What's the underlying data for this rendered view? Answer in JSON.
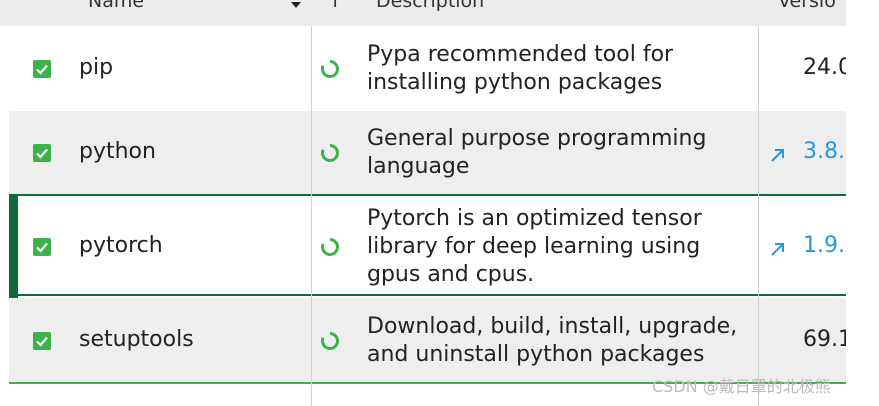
{
  "header": {
    "name_label": "Name",
    "t_label": "T",
    "description_label": "Description",
    "version_label": "Versio"
  },
  "packages": [
    {
      "name": "pip",
      "description": "Pypa recommended tool for installing python packages",
      "version": "24.0"
    },
    {
      "name": "python",
      "description": "General purpose programming language",
      "version": "3.8."
    },
    {
      "name": "pytorch",
      "description": "Pytorch is an optimized tensor library for deep learning using gpus and cpus.",
      "version": "1.9."
    },
    {
      "name": "setuptools",
      "description": "Download, build, install, upgrade, and uninstall python packages",
      "version": "69.1"
    }
  ],
  "watermark": "CSDN @戴日罩的北极熊",
  "colors": {
    "check": "#3bb34a",
    "selected_bar": "#0f6b3a",
    "link": "#1e9be0",
    "status_ring": "#3bb34a"
  },
  "icons": {
    "check": "check-icon",
    "status": "installed-status-icon",
    "upgrade": "upgrade-arrow-icon",
    "sort": "sort-descending-icon"
  }
}
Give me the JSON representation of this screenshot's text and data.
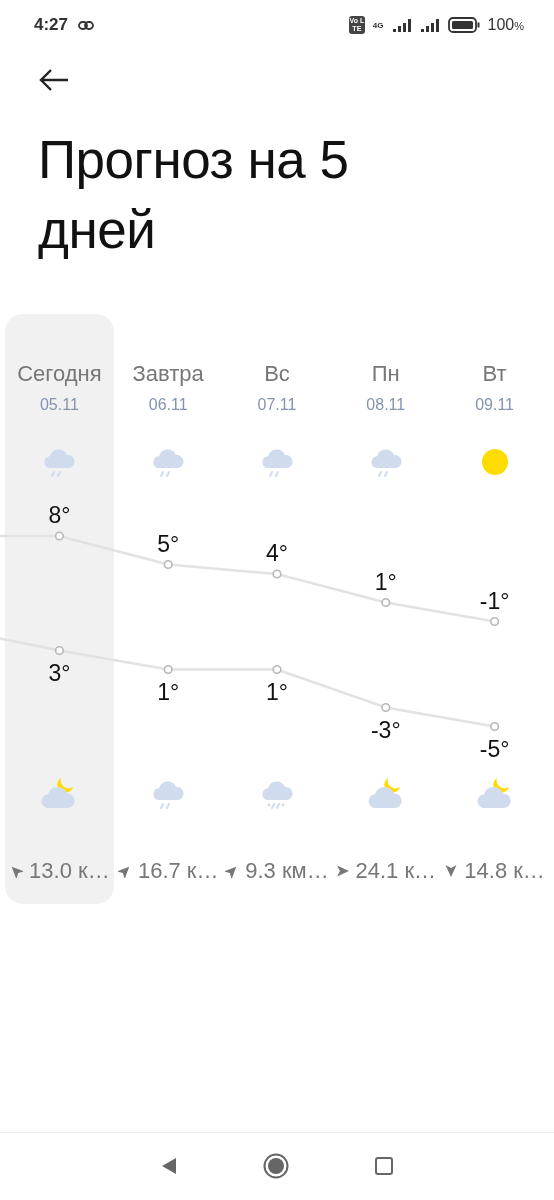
{
  "status_bar": {
    "time": "4:27",
    "volte": "Vo LTE",
    "network": "4G",
    "battery": "100",
    "battery_unit": "%"
  },
  "title": "Прогноз на 5 дней",
  "days": [
    {
      "name": "Сегодня",
      "date": "05.11",
      "selected": true,
      "day_icon": {
        "kind": "rain"
      },
      "high": "8°",
      "low": "3°",
      "night_icon": {
        "kind": "moon"
      },
      "wind_arrow": {
        "kind": "northwest"
      },
      "wind": "13.0 к…"
    },
    {
      "name": "Завтра",
      "date": "06.11",
      "selected": false,
      "day_icon": {
        "kind": "rain"
      },
      "high": "5°",
      "low": "1°",
      "night_icon": {
        "kind": "rain"
      },
      "wind_arrow": {
        "kind": "northeast"
      },
      "wind": "16.7 к…"
    },
    {
      "name": "Вс",
      "date": "07.11",
      "selected": false,
      "day_icon": {
        "kind": "rain"
      },
      "high": "4°",
      "low": "1°",
      "night_icon": {
        "kind": "sleet"
      },
      "wind_arrow": {
        "kind": "northeast"
      },
      "wind": "9.3 км…"
    },
    {
      "name": "Пн",
      "date": "08.11",
      "selected": false,
      "day_icon": {
        "kind": "rain"
      },
      "high": "1°",
      "low": "-3°",
      "night_icon": {
        "kind": "moon"
      },
      "wind_arrow": {
        "kind": "east"
      },
      "wind": "24.1 к…"
    },
    {
      "name": "Вт",
      "date": "09.11",
      "selected": false,
      "day_icon": {
        "kind": "sun"
      },
      "high": "-1°",
      "low": "-5°",
      "night_icon": {
        "kind": "moon"
      },
      "wind_arrow": {
        "kind": "south"
      },
      "wind": "14.8 к…"
    }
  ]
}
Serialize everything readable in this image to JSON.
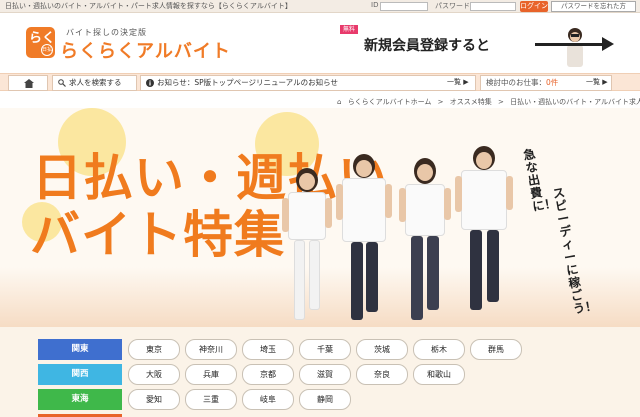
{
  "topbar": {
    "tagline": "日払い・週払いのバイト・アルバイト・パート求人情報を探すなら【らくらくアルバイト】",
    "id_label": "ID",
    "password_label": "パスワード",
    "login_label": "ログイン",
    "forgot_label": "パスワードを忘れた方"
  },
  "header": {
    "logo_mark": "らく",
    "logo_badge": "日払",
    "logo_sub": "バイト探しの決定版",
    "logo_name": "らくらくアルバイト",
    "register_badge": "無料",
    "register_text": "新規会員登録すると"
  },
  "nav": {
    "search_label": "求人を検索する",
    "news_label": "お知らせ：SP版トップページリニューアルのお知らせ",
    "news_list": "一覧",
    "consider_label": "検討中のお仕事：",
    "consider_count": "0件",
    "consider_list": "一覧"
  },
  "breadcrumb": [
    "らくらくアルバイトホーム",
    "オススメ特集",
    "日払い・週払いのバイト・アルバイト求人"
  ],
  "hero": {
    "title_line1": "日払い・週払い",
    "title_line2": "バイト特集",
    "vertical_text1": "スピーディーに稼ごう！",
    "vertical_text2": "急な出費に！"
  },
  "regions": [
    {
      "name": "関東",
      "color": "#3f6fcf",
      "prefs": [
        "東京",
        "神奈川",
        "埼玉",
        "千葉",
        "茨城",
        "栃木",
        "群馬"
      ]
    },
    {
      "name": "関西",
      "color": "#3fb6e3",
      "prefs": [
        "大阪",
        "兵庫",
        "京都",
        "滋賀",
        "奈良",
        "和歌山"
      ]
    },
    {
      "name": "東海",
      "color": "#3fb84a",
      "prefs": [
        "愛知",
        "三重",
        "岐阜",
        "静岡"
      ]
    }
  ]
}
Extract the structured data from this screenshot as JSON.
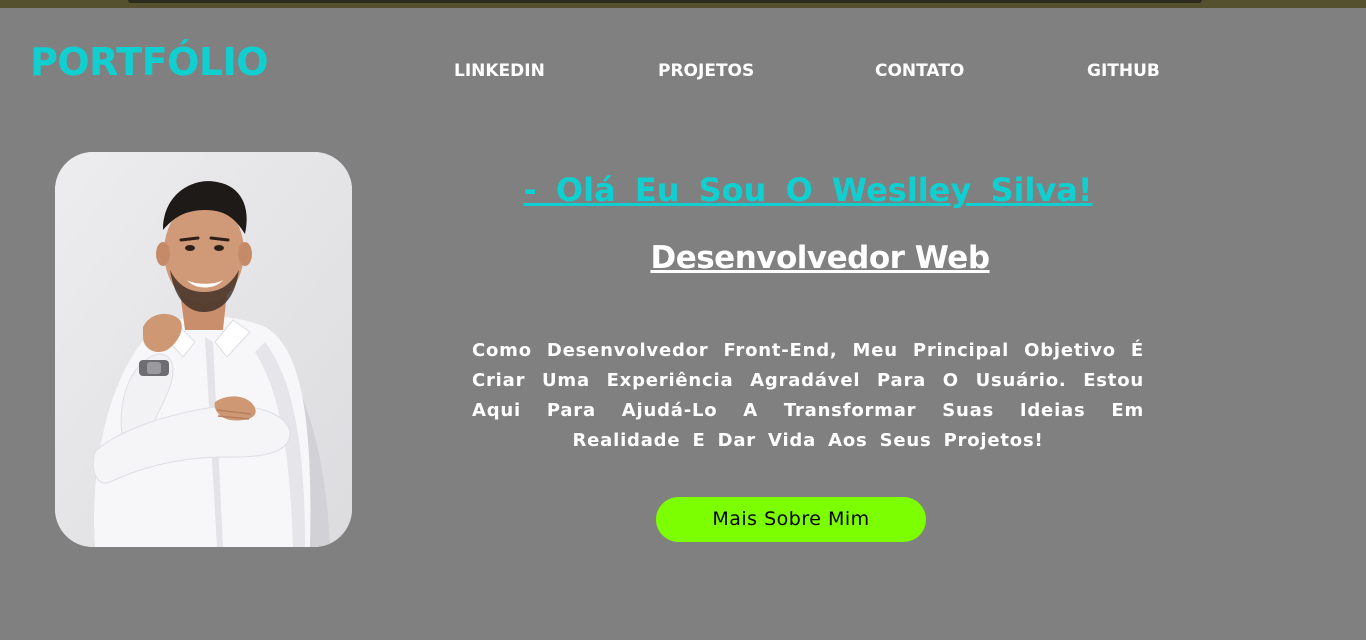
{
  "brand": {
    "logo_text": "PORTFÓLIO",
    "accent_color": "#10cfd1"
  },
  "nav": {
    "items": [
      {
        "label": "LINKEDIN"
      },
      {
        "label": "PROJETOS"
      },
      {
        "label": "CONTATO"
      },
      {
        "label": "GITHUB"
      }
    ]
  },
  "hero": {
    "greeting": "- Olá Eu Sou O Weslley Silva!",
    "role": "Desenvolvedor Web",
    "bio": "Como Desenvolvedor Front-End, Meu Principal Objetivo É Criar Uma Experiência Agradável Para O Usuário. Estou Aqui Para Ajudá-Lo A Transformar Suas Ideias Em Realidade E Dar Vida Aos Seus Projetos!",
    "cta_label": "Mais Sobre Mim",
    "cta_color": "#7cff00"
  },
  "theme": {
    "background": "#808080",
    "text_color": "#ffffff"
  }
}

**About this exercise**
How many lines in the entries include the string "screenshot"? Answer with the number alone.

**Task solution**
2